“So you’re scared and you’re thinkin’ that maybe we ain’t that young anymore.”
You know these words. You’ve heard them more than a billion times. They’re seared into your brain at this point, like a mantra.
Today is Bruce Springsteen’s 60th birthday.
Yes, you read that right.
How can that be possible?
For nearly as long as I can remember, this man has provided so many of us with the guidelines and narratives of our lives – stories about those who get stepped on and beaten up by society (“Born In The USA,” “Atlantic City”), lessons about how to get through it all with grit and determination (“Badlands”), lamentations about life and loss (“The Rising”), the pain of love gone bad (“I’m Goin’ Down”), the perils of temptation (“I’m On Fire,” “Brilliant Disguise”), the price of familial dilemmas and moral responsibility (“Highway Patrolman,” The River,” “Independence Day”), the revelry of youth (“Spirit In The Night”) and the crippling fear of death (“Cadillac Ranch”), and the fading promise of America (“The Promised Land,” “City Of Ruins, “My Hometown”).
He might be just a rocker, a pop star, a media cultural image, but in so many ways, his ideas, thoughts, poetry and philosophies have impacted the way many of us look at life. For many, he’s been there every step of the way on our own journeys, as maudlin as that might sound, like a good rebbe. Even if we’re not all working-class kids from Jersey, he provided the soundtrack of our lives.
I remember years ago writing about my old high school classmate, Steven Oken, who was eventually executed by the State of Maryland for murdering three women. I must’ve played “Nebraska” a thousand times while putting that one together.
I doubt there’s any occasion for which a Springsteen song wouldn’t work. Even when you know someone on Death Row.
I also recall a friend who was going through some tough times with his marriage and his job. “You know,” he said, “sometimes when I get home from work, at 2 or 3 in the morning, feeling wiped out and lonely and really frustrated, I go over to the VCR and pop in Bruce’s `Live In New York’ video, and I always feel better.”
I knew exactly what he meant.
With all due respect to Mr. Dylan, Mr. Lennon and others, no one else has ever written songs like Springsteen with that kind of empathy and conscience, songs that touched people of my generation so profoundly and directly.

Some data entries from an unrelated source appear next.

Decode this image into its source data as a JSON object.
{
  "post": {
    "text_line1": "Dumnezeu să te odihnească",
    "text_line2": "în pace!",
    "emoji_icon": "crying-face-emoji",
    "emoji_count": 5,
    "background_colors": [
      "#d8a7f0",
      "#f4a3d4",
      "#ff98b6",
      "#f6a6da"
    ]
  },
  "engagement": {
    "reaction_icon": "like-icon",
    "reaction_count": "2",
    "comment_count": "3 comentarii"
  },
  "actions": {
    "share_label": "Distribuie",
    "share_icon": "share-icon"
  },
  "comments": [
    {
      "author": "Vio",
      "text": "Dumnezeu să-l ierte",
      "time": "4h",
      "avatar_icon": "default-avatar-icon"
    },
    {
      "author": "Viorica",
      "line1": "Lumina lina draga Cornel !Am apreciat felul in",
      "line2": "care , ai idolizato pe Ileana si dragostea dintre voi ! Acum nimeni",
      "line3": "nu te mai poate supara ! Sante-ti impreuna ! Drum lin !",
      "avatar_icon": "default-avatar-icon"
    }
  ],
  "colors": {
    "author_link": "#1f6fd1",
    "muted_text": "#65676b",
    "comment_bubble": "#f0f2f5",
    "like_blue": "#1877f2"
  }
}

And no one has ever performed with that kind of commitment, energy, intensity and dedication, before or since.
So I say to all of my fellow Springsteen fans out there, let’s raise a beer and say, “Happy birthday, Bruce, yom huledet samayach, and thanks for everything.”
Sixty. How did that happen?
Show a little faith.